(Material shown Opens)
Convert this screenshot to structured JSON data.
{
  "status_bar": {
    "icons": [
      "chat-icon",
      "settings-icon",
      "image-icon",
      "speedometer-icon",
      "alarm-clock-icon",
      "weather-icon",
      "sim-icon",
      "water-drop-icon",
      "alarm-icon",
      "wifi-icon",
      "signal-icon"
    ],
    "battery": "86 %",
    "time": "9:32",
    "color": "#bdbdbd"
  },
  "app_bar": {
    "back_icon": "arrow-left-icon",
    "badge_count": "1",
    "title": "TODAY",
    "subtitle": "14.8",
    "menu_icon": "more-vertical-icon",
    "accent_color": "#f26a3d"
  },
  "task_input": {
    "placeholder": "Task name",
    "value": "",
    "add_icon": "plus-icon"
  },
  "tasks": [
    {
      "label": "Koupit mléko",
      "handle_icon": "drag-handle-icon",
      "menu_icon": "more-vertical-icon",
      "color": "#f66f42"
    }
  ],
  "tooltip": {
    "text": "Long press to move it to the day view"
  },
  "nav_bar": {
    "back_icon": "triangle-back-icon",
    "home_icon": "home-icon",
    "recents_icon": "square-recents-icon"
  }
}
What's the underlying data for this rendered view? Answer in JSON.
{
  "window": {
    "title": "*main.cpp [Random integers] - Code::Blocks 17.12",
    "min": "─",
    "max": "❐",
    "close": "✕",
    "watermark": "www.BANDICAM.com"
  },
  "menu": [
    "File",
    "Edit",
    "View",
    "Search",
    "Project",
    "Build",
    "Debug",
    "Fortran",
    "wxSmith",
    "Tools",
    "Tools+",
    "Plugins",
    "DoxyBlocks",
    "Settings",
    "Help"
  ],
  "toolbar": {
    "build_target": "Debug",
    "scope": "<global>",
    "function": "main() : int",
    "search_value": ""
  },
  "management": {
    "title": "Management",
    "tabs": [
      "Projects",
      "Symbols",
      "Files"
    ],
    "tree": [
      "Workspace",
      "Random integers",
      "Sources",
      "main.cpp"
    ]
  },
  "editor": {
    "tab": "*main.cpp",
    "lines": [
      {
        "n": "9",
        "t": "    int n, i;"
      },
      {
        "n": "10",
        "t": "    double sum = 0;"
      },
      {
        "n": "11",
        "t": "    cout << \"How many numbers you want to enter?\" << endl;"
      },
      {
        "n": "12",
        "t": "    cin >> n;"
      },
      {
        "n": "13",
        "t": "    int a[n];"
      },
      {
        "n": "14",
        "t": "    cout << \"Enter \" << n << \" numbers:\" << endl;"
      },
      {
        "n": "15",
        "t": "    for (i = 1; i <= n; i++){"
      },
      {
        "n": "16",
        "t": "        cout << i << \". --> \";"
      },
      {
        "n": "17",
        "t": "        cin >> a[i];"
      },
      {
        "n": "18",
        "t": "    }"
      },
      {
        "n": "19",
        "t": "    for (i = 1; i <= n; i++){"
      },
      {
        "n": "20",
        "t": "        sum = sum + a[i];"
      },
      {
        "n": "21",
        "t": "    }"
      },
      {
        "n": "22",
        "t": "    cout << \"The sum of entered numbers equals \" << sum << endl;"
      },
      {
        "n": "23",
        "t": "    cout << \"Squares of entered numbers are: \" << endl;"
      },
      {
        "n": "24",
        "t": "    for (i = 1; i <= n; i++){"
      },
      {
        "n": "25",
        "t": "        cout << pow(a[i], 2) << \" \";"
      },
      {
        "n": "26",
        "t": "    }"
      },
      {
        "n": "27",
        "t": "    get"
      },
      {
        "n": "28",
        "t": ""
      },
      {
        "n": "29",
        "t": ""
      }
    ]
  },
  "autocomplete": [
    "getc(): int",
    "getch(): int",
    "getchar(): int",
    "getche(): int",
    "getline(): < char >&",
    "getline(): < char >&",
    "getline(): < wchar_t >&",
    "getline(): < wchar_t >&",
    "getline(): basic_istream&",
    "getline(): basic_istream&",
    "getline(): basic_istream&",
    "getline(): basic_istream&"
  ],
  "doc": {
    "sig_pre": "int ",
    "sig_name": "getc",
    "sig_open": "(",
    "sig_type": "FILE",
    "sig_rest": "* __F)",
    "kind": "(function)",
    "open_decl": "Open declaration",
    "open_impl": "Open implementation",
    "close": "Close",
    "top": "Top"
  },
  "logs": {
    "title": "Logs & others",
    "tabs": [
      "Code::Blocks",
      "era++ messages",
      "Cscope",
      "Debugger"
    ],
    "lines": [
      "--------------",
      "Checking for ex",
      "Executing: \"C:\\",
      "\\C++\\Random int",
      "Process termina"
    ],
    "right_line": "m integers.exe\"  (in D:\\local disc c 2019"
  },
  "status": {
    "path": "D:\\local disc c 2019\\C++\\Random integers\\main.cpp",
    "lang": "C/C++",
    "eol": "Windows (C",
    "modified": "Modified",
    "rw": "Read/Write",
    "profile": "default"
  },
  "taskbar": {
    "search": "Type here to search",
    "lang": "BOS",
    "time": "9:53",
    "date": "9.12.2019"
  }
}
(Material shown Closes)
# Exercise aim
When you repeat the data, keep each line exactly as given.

# Exercise answer
Convert this screenshot to structured JSON data.
{
  "status_bar": {
    "icons": [
      "chat-icon",
      "settings-icon",
      "image-icon",
      "speedometer-icon",
      "alarm-clock-icon",
      "weather-icon",
      "sim-icon",
      "water-drop-icon",
      "alarm-icon",
      "wifi-icon",
      "signal-icon"
    ],
    "battery": "86 %",
    "time": "9:32",
    "color": "#bdbdbd"
  },
  "app_bar": {
    "back_icon": "arrow-left-icon",
    "badge_count": "1",
    "title": "TODAY",
    "subtitle": "14.8",
    "menu_icon": "more-vertical-icon",
    "accent_color": "#f26a3d"
  },
  "task_input": {
    "placeholder": "Task name",
    "value": "",
    "add_icon": "plus-icon"
  },
  "tasks": [
    {
      "label": "Koupit mléko",
      "handle_icon": "drag-handle-icon",
      "menu_icon": "more-vertical-icon",
      "color": "#f66f42"
    }
  ],
  "tooltip": {
    "text": "Long press to move it to the day view"
  },
  "nav_bar": {
    "back_icon": "triangle-back-icon",
    "home_icon": "home-icon",
    "recents_icon": "square-recents-icon"
  }
}
What's the underlying data for this rendered view? Answer in JSON.
{
  "window": {
    "title": "*main.cpp [Random integers] - Code::Blocks 17.12",
    "min": "─",
    "max": "❐",
    "close": "✕",
    "watermark": "www.BANDICAM.com"
  },
  "menu": [
    "File",
    "Edit",
    "View",
    "Search",
    "Project",
    "Build",
    "Debug",
    "Fortran",
    "wxSmith",
    "Tools",
    "Tools+",
    "Plugins",
    "DoxyBlocks",
    "Settings",
    "Help"
  ],
  "toolbar": {
    "build_target": "Debug",
    "scope": "<global>",
    "function": "main() : int",
    "search_value": ""
  },
  "management": {
    "title": "Management",
    "tabs": [
      "Projects",
      "Symbols",
      "Files"
    ],
    "tree": [
      "Workspace",
      "Random integers",
      "Sources",
      "main.cpp"
    ]
  },
  "editor": {
    "tab": "*main.cpp",
    "lines": [
      {
        "n": "9",
        "t": "    int n, i;"
      },
      {
        "n": "10",
        "t": "    double sum = 0;"
      },
      {
        "n": "11",
        "t": "    cout << \"How many numbers you want to enter?\" << endl;"
      },
      {
        "n": "12",
        "t": "    cin >> n;"
      },
      {
        "n": "13",
        "t": "    int a[n];"
      },
      {
        "n": "14",
        "t": "    cout << \"Enter \" << n << \" numbers:\" << endl;"
      },
      {
        "n": "15",
        "t": "    for (i = 1; i <= n; i++){"
      },
      {
        "n": "16",
        "t": "        cout << i << \". --> \";"
      },
      {
        "n": "17",
        "t": "        cin >> a[i];"
      },
      {
        "n": "18",
        "t": "    }"
      },
      {
        "n": "19",
        "t": "    for (i = 1; i <= n; i++){"
      },
      {
        "n": "20",
        "t": "        sum = sum + a[i];"
      },
      {
        "n": "21",
        "t": "    }"
      },
      {
        "n": "22",
        "t": "    cout << \"The sum of entered numbers equals \" << sum << endl;"
      },
      {
        "n": "23",
        "t": "    cout << \"Squares of entered numbers are: \" << endl;"
      },
      {
        "n": "24",
        "t": "    for (i = 1; i <= n; i++){"
      },
      {
        "n": "25",
        "t": "        cout << pow(a[i], 2) << \" \";"
      },
      {
        "n": "26",
        "t": "    }"
      },
      {
        "n": "27",
        "t": "    get"
      },
      {
        "n": "28",
        "t": ""
      },
      {
        "n": "29",
        "t": ""
      }
    ]
  },
  "autocomplete": [
    "getc(): int",
    "getch(): int",
    "getchar(): int",
    "getche(): int",
    "getline(): < char >&",
    "getline(): < char >&",
    "getline(): < wchar_t >&",
    "getline(): < wchar_t >&",
    "getline(): basic_istream&",
    "getline(): basic_istream&",
    "getline(): basic_istream&",
    "getline(): basic_istream&"
  ],
  "doc": {
    "sig_pre": "int ",
    "sig_name": "getc",
    "sig_open": "(",
    "sig_type": "FILE",
    "sig_rest": "* __F)",
    "kind": "(function)",
    "open_decl": "Open declaration",
    "open_impl": "Open implementation",
    "close": "Close",
    "top": "Top"
  },
  "logs": {
    "title": "Logs & others",
    "tabs": [
      "Code::Blocks",
      "era++ messages",
      "Cscope",
      "Debugger"
    ],
    "lines": [
      "--------------",
      "Checking for ex",
      "Executing: \"C:\\",
      "\\C++\\Random int",
      "Process termina"
    ],
    "right_line": "m integers.exe\"  (in D:\\local disc c 2019"
  },
  "status": {
    "path": "D:\\local disc c 2019\\C++\\Random integers\\main.cpp",
    "lang": "C/C++",
    "eol": "Windows (C",
    "modified": "Modified",
    "rw": "Read/Write",
    "profile": "default"
  },
  "taskbar": {
    "search": "Type here to search",
    "lang": "BOS",
    "time": "9:53",
    "date": "9.12.2019"
  }
}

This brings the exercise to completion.